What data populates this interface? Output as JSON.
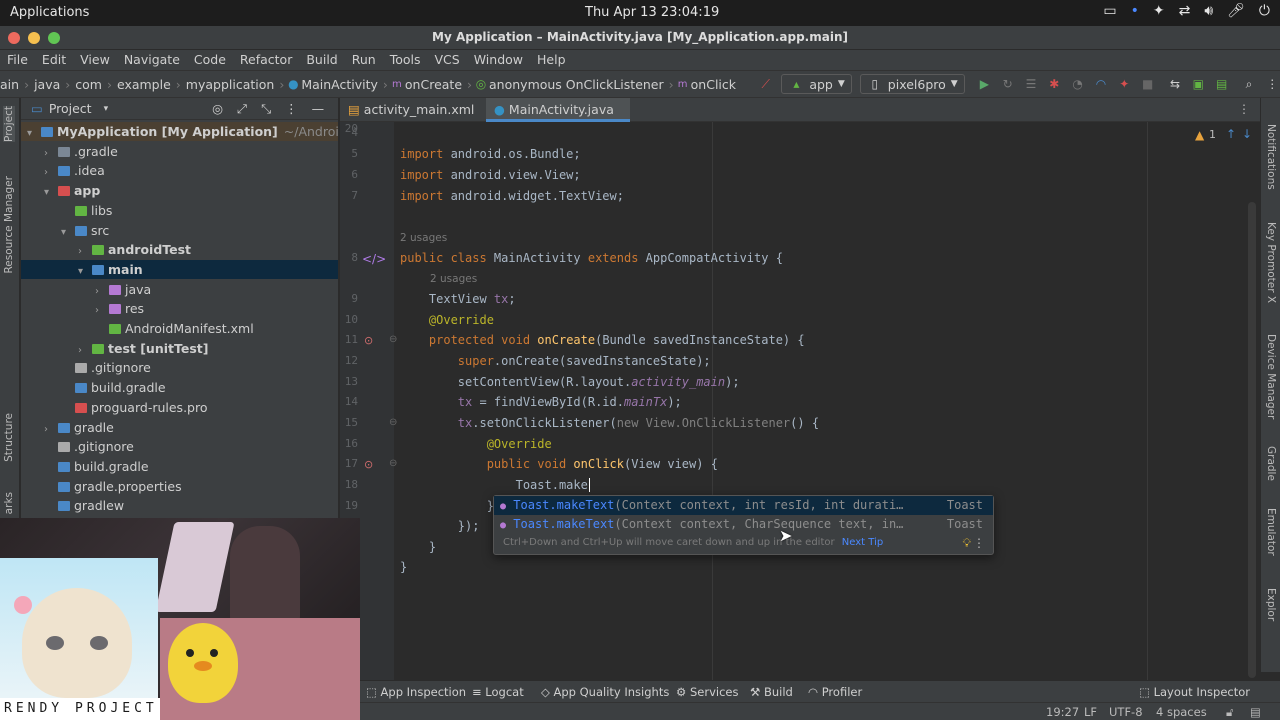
{
  "system_bar": {
    "apps_label": "Applications",
    "clock": "Thu Apr 13  23:04:19"
  },
  "window": {
    "title": "My Application – MainActivity.java [My_Application.app.main]"
  },
  "menu": [
    "File",
    "Edit",
    "View",
    "Navigate",
    "Code",
    "Refactor",
    "Build",
    "Run",
    "Tools",
    "VCS",
    "Window",
    "Help"
  ],
  "breadcrumb": [
    "ain",
    "java",
    "com",
    "example",
    "myapplication",
    "MainActivity",
    "onCreate",
    "anonymous OnClickListener",
    "onClick"
  ],
  "toolbar": {
    "run_config": "app",
    "device": "pixel6pro"
  },
  "left_strip": {
    "project": "Project",
    "resource_manager": "Resource Manager",
    "structure": "Structure",
    "bookmarks": "arks"
  },
  "right_strip": {
    "notifications": "Notifications",
    "key_promoter": "Key Promoter X",
    "device_manager": "Device Manager",
    "gradle": "Gradle",
    "emulator": "Emulator",
    "device_file_explorer": "Device File Explor"
  },
  "project_panel": {
    "header": "Project",
    "tree": [
      {
        "label": "MyApplication [My Application]",
        "extra": "~/AndroidStudio",
        "level": 0,
        "arrow": "down",
        "bold": true
      },
      {
        "label": ".gradle",
        "level": 1,
        "arrow": "right"
      },
      {
        "label": ".idea",
        "level": 1,
        "arrow": "right"
      },
      {
        "label": "app",
        "level": 1,
        "arrow": "down",
        "bold": true
      },
      {
        "label": "libs",
        "level": 2,
        "arrow": ""
      },
      {
        "label": "src",
        "level": 2,
        "arrow": "down"
      },
      {
        "label": "androidTest",
        "level": 3,
        "arrow": "right",
        "bold": true
      },
      {
        "label": "main",
        "level": 3,
        "arrow": "down",
        "bold": true
      },
      {
        "label": "java",
        "level": 4,
        "arrow": "right"
      },
      {
        "label": "res",
        "level": 4,
        "arrow": "right"
      },
      {
        "label": "AndroidManifest.xml",
        "level": 4,
        "arrow": ""
      },
      {
        "label": "test [unitTest]",
        "level": 3,
        "arrow": "right",
        "bold": true
      },
      {
        "label": ".gitignore",
        "level": 2,
        "arrow": ""
      },
      {
        "label": "build.gradle",
        "level": 2,
        "arrow": ""
      },
      {
        "label": "proguard-rules.pro",
        "level": 2,
        "arrow": ""
      },
      {
        "label": "gradle",
        "level": 1,
        "arrow": "right"
      },
      {
        "label": ".gitignore",
        "level": 1,
        "arrow": ""
      },
      {
        "label": "build.gradle",
        "level": 1,
        "arrow": ""
      },
      {
        "label": "gradle.properties",
        "level": 1,
        "arrow": ""
      },
      {
        "label": "gradlew",
        "level": 1,
        "arrow": ""
      }
    ]
  },
  "tabs": [
    {
      "label": "activity_main.xml"
    },
    {
      "label": "MainActivity.java"
    }
  ],
  "editor": {
    "warning_count": "1",
    "line_numbers": [
      "4",
      "5",
      "6",
      "7",
      "",
      "8",
      "9",
      "",
      "10",
      "11",
      "12",
      "13",
      "14",
      "15",
      "16",
      "17",
      "18",
      "19",
      "20",
      "",
      "",
      ""
    ],
    "usages_1": "2 usages",
    "usages_2": "2 usages",
    "typed": "Toast.make"
  },
  "completion": {
    "rows": [
      {
        "method": "Toast.makeText",
        "params": "(Context context, int resId, int durati…",
        "type": "Toast"
      },
      {
        "method": "Toast.makeText",
        "params": "(Context context, CharSequence text, in…",
        "type": "Toast"
      }
    ],
    "tip": "Ctrl+Down and Ctrl+Up will move caret down and up in the editor",
    "next_tip": "Next Tip"
  },
  "bottom_tools": [
    "App Inspection",
    "Logcat",
    "App Quality Insights",
    "Services",
    "Build",
    "Profiler"
  ],
  "layout_inspector": "Layout Inspector",
  "status": {
    "position": "19:27",
    "line_sep": "LF",
    "encoding": "UTF-8",
    "indent": "4 spaces"
  },
  "webcam": {
    "caption": "RENDY PROJECT"
  }
}
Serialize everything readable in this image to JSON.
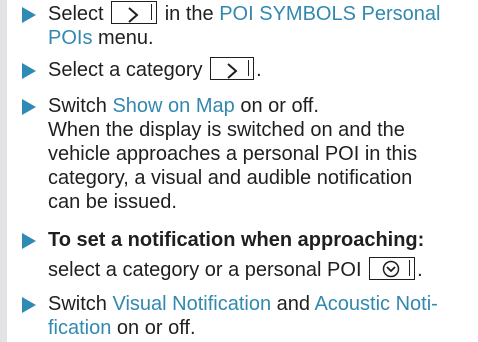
{
  "steps": [
    {
      "line1_pre": "Select",
      "line1_post": "in the",
      "line1_hl": "POI SYMBOLS Personal",
      "line2_hl": "POIs",
      "line2_post": " menu."
    },
    {
      "line1_pre": "Select a category",
      "line1_post": "."
    },
    {
      "line1_pre": "Switch ",
      "line1_hl": "Show on Map",
      "line1_post": " on or off.",
      "body_lines": [
        "When the display is switched on and the",
        "vehicle approaches a personal POI in this",
        "category, a visual and audible notification",
        "can be issued."
      ]
    },
    {
      "line1_bold": "To set a notification when approaching:",
      "line2_pre": "select a category or a personal POI",
      "line2_post": "."
    },
    {
      "line1_pre": "Switch ",
      "line1_hl1": "Visual Notification",
      "line1_mid": " and ",
      "line1_hl2": "Acoustic Noti-",
      "line2_hl": "fication",
      "line2_post": " on or off."
    }
  ],
  "icons": {
    "bullet": "triangle-arrow-icon",
    "button_forward": "chevron-right-icon",
    "button_select": "circle-chevron-down-icon"
  },
  "colors": {
    "highlight": "#3388b0",
    "bullet": "#2f8ab5",
    "sidebar": "#e1e3e5"
  }
}
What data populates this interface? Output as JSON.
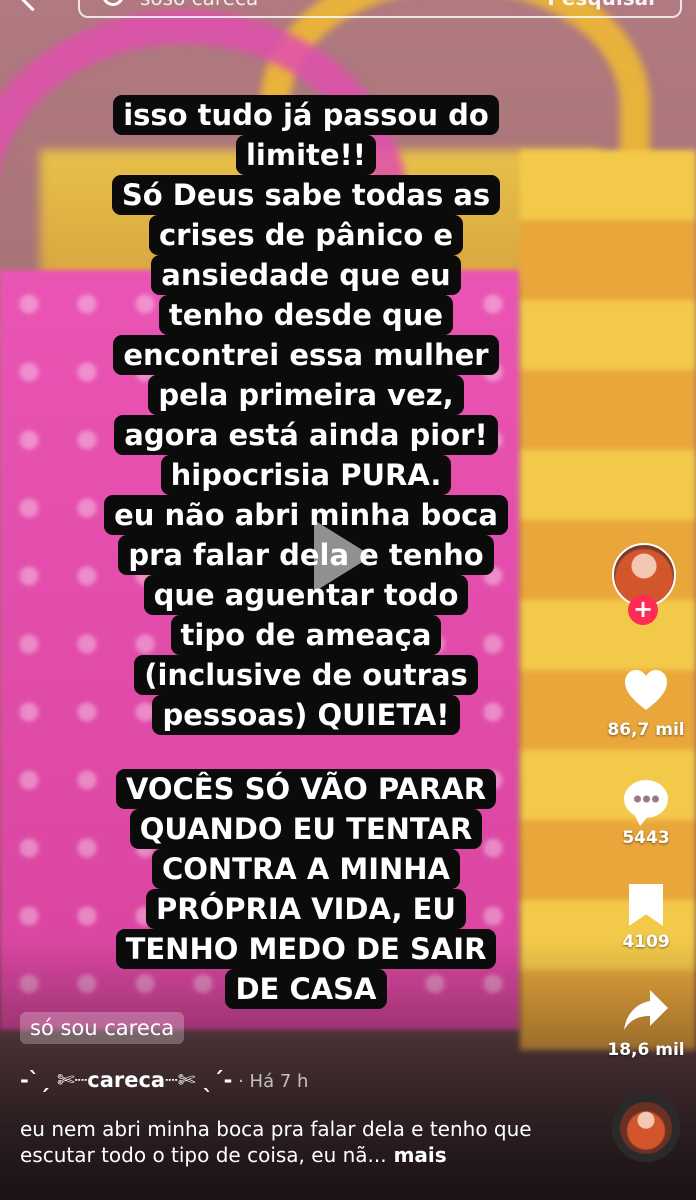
{
  "search": {
    "query": "soso careca",
    "button_label": "Pesquisar"
  },
  "caption": {
    "block1": [
      "isso tudo já passou do",
      "limite!!",
      "Só Deus sabe todas as",
      "crises de pânico e",
      "ansiedade que eu",
      "tenho desde que",
      "encontrei essa mulher",
      "pela primeira vez,",
      "agora está ainda pior!",
      "hipocrisia PURA.",
      "eu não abri minha boca",
      "pra falar dela e tenho",
      "que aguentar todo",
      "tipo de ameaça",
      "(inclusive de outras",
      "pessoas) QUIETA!"
    ],
    "block2": [
      "VOCÊS SÓ VÃO PARAR",
      "QUANDO EU TENTAR",
      "CONTRA A MINHA",
      "PRÓPRIA  VIDA, EU",
      "TENHO MEDO DE SAIR",
      "DE CASA"
    ]
  },
  "actions": {
    "likes": "86,7 mil",
    "comments": "5443",
    "saves": "4109",
    "shares": "18,6 mil",
    "follow_symbol": "+"
  },
  "video": {
    "sound_label": "só sou careca",
    "author": "-ˋˏ ✄┈careca┈✄ ˎˊ-",
    "separator": " · ",
    "time": "Há 7 h",
    "description": "eu nem abri minha boca pra falar dela e tenho que escutar todo o tipo de coisa, eu nã...",
    "more_label": " mais"
  },
  "colors": {
    "follow": "#fe2c55",
    "caption_bg": "#0b0b0b"
  }
}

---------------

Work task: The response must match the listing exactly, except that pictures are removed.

Solution to this problem:
What data populates this interface? Output as JSON.
{
  "system_bar": {
    "apps_label": "Applications",
    "clock": "Thu Apr 13  23:04:19"
  },
  "window": {
    "title": "My Application – MainActivity.java [My_Application.app.main]"
  },
  "menu": [
    "File",
    "Edit",
    "View",
    "Navigate",
    "Code",
    "Refactor",
    "Build",
    "Run",
    "Tools",
    "VCS",
    "Window",
    "Help"
  ],
  "breadcrumb": [
    "ain",
    "java",
    "com",
    "example",
    "myapplication",
    "MainActivity",
    "onCreate",
    "anonymous OnClickListener",
    "onClick"
  ],
  "toolbar": {
    "run_config": "app",
    "device": "pixel6pro"
  },
  "left_strip": {
    "project": "Project",
    "resource_manager": "Resource Manager",
    "structure": "Structure",
    "bookmarks": "arks"
  },
  "right_strip": {
    "notifications": "Notifications",
    "key_promoter": "Key Promoter X",
    "device_manager": "Device Manager",
    "gradle": "Gradle",
    "emulator": "Emulator",
    "device_file_explorer": "Device File Explor"
  },
  "project_panel": {
    "header": "Project",
    "tree": [
      {
        "label": "MyApplication [My Application]",
        "extra": "~/AndroidStudio",
        "level": 0,
        "arrow": "down",
        "bold": true
      },
      {
        "label": ".gradle",
        "level": 1,
        "arrow": "right"
      },
      {
        "label": ".idea",
        "level": 1,
        "arrow": "right"
      },
      {
        "label": "app",
        "level": 1,
        "arrow": "down",
        "bold": true
      },
      {
        "label": "libs",
        "level": 2,
        "arrow": ""
      },
      {
        "label": "src",
        "level": 2,
        "arrow": "down"
      },
      {
        "label": "androidTest",
        "level": 3,
        "arrow": "right",
        "bold": true
      },
      {
        "label": "main",
        "level": 3,
        "arrow": "down",
        "bold": true
      },
      {
        "label": "java",
        "level": 4,
        "arrow": "right"
      },
      {
        "label": "res",
        "level": 4,
        "arrow": "right"
      },
      {
        "label": "AndroidManifest.xml",
        "level": 4,
        "arrow": ""
      },
      {
        "label": "test [unitTest]",
        "level": 3,
        "arrow": "right",
        "bold": true
      },
      {
        "label": ".gitignore",
        "level": 2,
        "arrow": ""
      },
      {
        "label": "build.gradle",
        "level": 2,
        "arrow": ""
      },
      {
        "label": "proguard-rules.pro",
        "level": 2,
        "arrow": ""
      },
      {
        "label": "gradle",
        "level": 1,
        "arrow": "right"
      },
      {
        "label": ".gitignore",
        "level": 1,
        "arrow": ""
      },
      {
        "label": "build.gradle",
        "level": 1,
        "arrow": ""
      },
      {
        "label": "gradle.properties",
        "level": 1,
        "arrow": ""
      },
      {
        "label": "gradlew",
        "level": 1,
        "arrow": ""
      }
    ]
  },
  "tabs": [
    {
      "label": "activity_main.xml"
    },
    {
      "label": "MainActivity.java"
    }
  ],
  "editor": {
    "warning_count": "1",
    "line_numbers": [
      "4",
      "5",
      "6",
      "7",
      "",
      "8",
      "9",
      "",
      "10",
      "11",
      "12",
      "13",
      "14",
      "15",
      "16",
      "17",
      "18",
      "19",
      "20",
      "",
      "",
      ""
    ],
    "usages_1": "2 usages",
    "usages_2": "2 usages",
    "typed": "Toast.make"
  },
  "completion": {
    "rows": [
      {
        "method": "Toast.makeText",
        "params": "(Context context, int resId, int durati…",
        "type": "Toast"
      },
      {
        "method": "Toast.makeText",
        "params": "(Context context, CharSequence text, in…",
        "type": "Toast"
      }
    ],
    "tip": "Ctrl+Down and Ctrl+Up will move caret down and up in the editor",
    "next_tip": "Next Tip"
  },
  "bottom_tools": [
    "App Inspection",
    "Logcat",
    "App Quality Insights",
    "Services",
    "Build",
    "Profiler"
  ],
  "layout_inspector": "Layout Inspector",
  "status": {
    "position": "19:27",
    "line_sep": "LF",
    "encoding": "UTF-8",
    "indent": "4 spaces"
  },
  "webcam": {
    "caption": "RENDY PROJECT"
  }
}
Serialize everything readable in this image to JSON.
{
  "steps": [
    {
      "line1_pre": "Select",
      "line1_post": "in the",
      "line1_hl": "POI SYMBOLS Personal",
      "line2_hl": "POIs",
      "line2_post": " menu."
    },
    {
      "line1_pre": "Select a category",
      "line1_post": "."
    },
    {
      "line1_pre": "Switch ",
      "line1_hl": "Show on Map",
      "line1_post": " on or off.",
      "body_lines": [
        "When the display is switched on and the",
        "vehicle approaches a personal POI in this",
        "category, a visual and audible notification",
        "can be issued."
      ]
    },
    {
      "line1_bold": "To set a notification when approaching:",
      "line2_pre": "select a category or a personal POI",
      "line2_post": "."
    },
    {
      "line1_pre": "Switch ",
      "line1_hl1": "Visual Notification",
      "line1_mid": " and ",
      "line1_hl2": "Acoustic Noti-",
      "line2_hl": "fication",
      "line2_post": " on or off."
    }
  ],
  "icons": {
    "bullet": "triangle-arrow-icon",
    "button_forward": "chevron-right-icon",
    "button_select": "circle-chevron-down-icon"
  },
  "colors": {
    "highlight": "#3388b0",
    "bullet": "#2f8ab5",
    "sidebar": "#e1e3e5"
  }
}
What data populates this interface? Output as JSON.
{
  "search": {
    "query": "soso careca",
    "button_label": "Pesquisar"
  },
  "caption": {
    "block1": [
      "isso tudo já passou do",
      "limite!!",
      "Só Deus sabe todas as",
      "crises de pânico e",
      "ansiedade que eu",
      "tenho desde que",
      "encontrei essa mulher",
      "pela primeira vez,",
      "agora está ainda pior!",
      "hipocrisia PURA.",
      "eu não abri minha boca",
      "pra falar dela e tenho",
      "que aguentar todo",
      "tipo de ameaça",
      "(inclusive de outras",
      "pessoas) QUIETA!"
    ],
    "block2": [
      "VOCÊS SÓ VÃO PARAR",
      "QUANDO EU TENTAR",
      "CONTRA A MINHA",
      "PRÓPRIA  VIDA, EU",
      "TENHO MEDO DE SAIR",
      "DE CASA"
    ]
  },
  "actions": {
    "likes": "86,7 mil",
    "comments": "5443",
    "saves": "4109",
    "shares": "18,6 mil",
    "follow_symbol": "+"
  },
  "video": {
    "sound_label": "só sou careca",
    "author": "-ˋˏ ✄┈careca┈✄ ˎˊ-",
    "separator": " · ",
    "time": "Há 7 h",
    "description": "eu nem abri minha boca pra falar dela e tenho que escutar todo o tipo de coisa, eu nã...",
    "more_label": " mais"
  },
  "colors": {
    "follow": "#fe2c55",
    "caption_bg": "#0b0b0b"
  }
}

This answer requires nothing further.